By Melinda Munson
The Skagway Bird Club’s rescue group began seeing high numbers of sick or dead crows the second week of July, according to Elaine Furbish, biologist and club member.
“American crows and a few Steller’s Jays were seen with wobbly heads, unable to coordinate walking or flying, or letting people get too close without reacting, and a rash of dead birds were reported,” she said.
The U.S. Fish and Wildlife Service (F&WS) has been investigating the spread of a Highly Pathogenic Avian Influenza in Alaska, assisted by Alaska Fish & Game and the Alaska State Veterinarian Office in the Environmental Health Division. Dead birds suspected of having Avian Flu are tested for the presence of the virus by the state lab. The “highly pathogenic” in the name refers to being contagious to other birds, not humans, but there have been a very few cases of people getting sick, Furbish said.

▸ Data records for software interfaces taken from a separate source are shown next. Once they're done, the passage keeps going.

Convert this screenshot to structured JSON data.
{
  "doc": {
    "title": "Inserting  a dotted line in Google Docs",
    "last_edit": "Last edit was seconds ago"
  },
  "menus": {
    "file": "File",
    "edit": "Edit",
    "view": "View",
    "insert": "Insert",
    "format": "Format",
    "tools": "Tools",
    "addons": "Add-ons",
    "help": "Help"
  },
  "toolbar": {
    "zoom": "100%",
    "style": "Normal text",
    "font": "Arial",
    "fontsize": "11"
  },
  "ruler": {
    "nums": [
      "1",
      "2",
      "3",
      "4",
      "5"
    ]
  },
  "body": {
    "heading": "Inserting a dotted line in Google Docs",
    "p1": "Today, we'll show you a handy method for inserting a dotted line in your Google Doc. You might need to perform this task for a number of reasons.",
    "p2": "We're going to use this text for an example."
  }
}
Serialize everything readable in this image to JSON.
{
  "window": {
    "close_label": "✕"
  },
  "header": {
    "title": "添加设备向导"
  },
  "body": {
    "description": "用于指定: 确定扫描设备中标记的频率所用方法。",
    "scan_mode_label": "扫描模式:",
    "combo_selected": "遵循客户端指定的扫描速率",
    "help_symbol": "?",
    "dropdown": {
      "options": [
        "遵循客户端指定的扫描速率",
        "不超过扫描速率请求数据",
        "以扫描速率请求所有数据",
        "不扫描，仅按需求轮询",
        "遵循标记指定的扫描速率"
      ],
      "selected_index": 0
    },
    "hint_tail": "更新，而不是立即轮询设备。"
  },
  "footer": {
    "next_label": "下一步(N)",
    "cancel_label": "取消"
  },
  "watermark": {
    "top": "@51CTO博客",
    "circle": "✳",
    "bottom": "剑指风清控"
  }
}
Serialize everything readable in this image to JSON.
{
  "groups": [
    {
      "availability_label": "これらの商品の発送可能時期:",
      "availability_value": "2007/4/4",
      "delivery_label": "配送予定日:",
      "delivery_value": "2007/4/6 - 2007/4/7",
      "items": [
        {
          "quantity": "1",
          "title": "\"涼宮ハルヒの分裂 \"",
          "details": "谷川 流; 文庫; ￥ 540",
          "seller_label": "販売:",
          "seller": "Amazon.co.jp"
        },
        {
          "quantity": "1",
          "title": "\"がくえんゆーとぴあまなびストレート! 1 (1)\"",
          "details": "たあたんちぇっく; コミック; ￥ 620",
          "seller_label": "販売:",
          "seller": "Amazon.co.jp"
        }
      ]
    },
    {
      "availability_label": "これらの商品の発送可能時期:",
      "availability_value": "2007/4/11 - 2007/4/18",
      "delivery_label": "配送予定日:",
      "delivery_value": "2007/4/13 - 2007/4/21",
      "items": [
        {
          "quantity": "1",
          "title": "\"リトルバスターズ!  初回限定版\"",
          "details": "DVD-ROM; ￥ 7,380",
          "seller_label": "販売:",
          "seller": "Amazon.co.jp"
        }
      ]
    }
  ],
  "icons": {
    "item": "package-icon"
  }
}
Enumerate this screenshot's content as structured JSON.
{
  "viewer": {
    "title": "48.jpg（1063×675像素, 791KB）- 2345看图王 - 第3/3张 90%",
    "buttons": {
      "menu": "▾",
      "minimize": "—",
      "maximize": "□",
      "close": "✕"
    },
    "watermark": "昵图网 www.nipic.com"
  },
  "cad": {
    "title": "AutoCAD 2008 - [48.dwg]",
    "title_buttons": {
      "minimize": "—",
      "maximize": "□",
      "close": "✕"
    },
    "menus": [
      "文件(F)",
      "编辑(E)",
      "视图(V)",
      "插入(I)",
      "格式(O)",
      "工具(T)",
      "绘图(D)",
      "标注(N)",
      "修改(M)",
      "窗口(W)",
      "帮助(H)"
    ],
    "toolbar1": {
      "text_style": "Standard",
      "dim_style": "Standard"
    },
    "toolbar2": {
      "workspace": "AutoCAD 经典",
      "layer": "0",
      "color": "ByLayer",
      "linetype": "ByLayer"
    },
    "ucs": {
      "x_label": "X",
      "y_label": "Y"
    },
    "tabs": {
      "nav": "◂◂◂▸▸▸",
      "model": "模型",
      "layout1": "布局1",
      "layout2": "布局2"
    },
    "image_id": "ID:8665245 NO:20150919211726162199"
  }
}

Klondike Gold Rush National Historical Park agreed to coordinate the gathering of some of the dead birds for testing. The park sent five American Crows, one Steller’s Jay and one Rufous Hummingbird to the F&WS Anchorage lab.
“Please be careful around any birds,” Furbish said. Call Skagway Police Dispatch at 907-983-2232 to notify the bird rescue group. They will monitor sick birds and dispose of dead birds.”
“Residents should use caution around birds that may have the Avian Flu – especially people with domestic chickens or other birds. If you must handle a carcass, wear a mask and gloves, double-bag the body and don’t step too close to where the dead body was found,” Furbish added.
Most outbreaks pass within two to three weeks, so Skagway is probably over its outbreak.
“The F&WS would appreciate hearing if we see any more birds that might be affected or find more dead birds with no apparent sign of injury. They would be particularly interested if we see any bald eagles that seem to be affected,” Furbish said.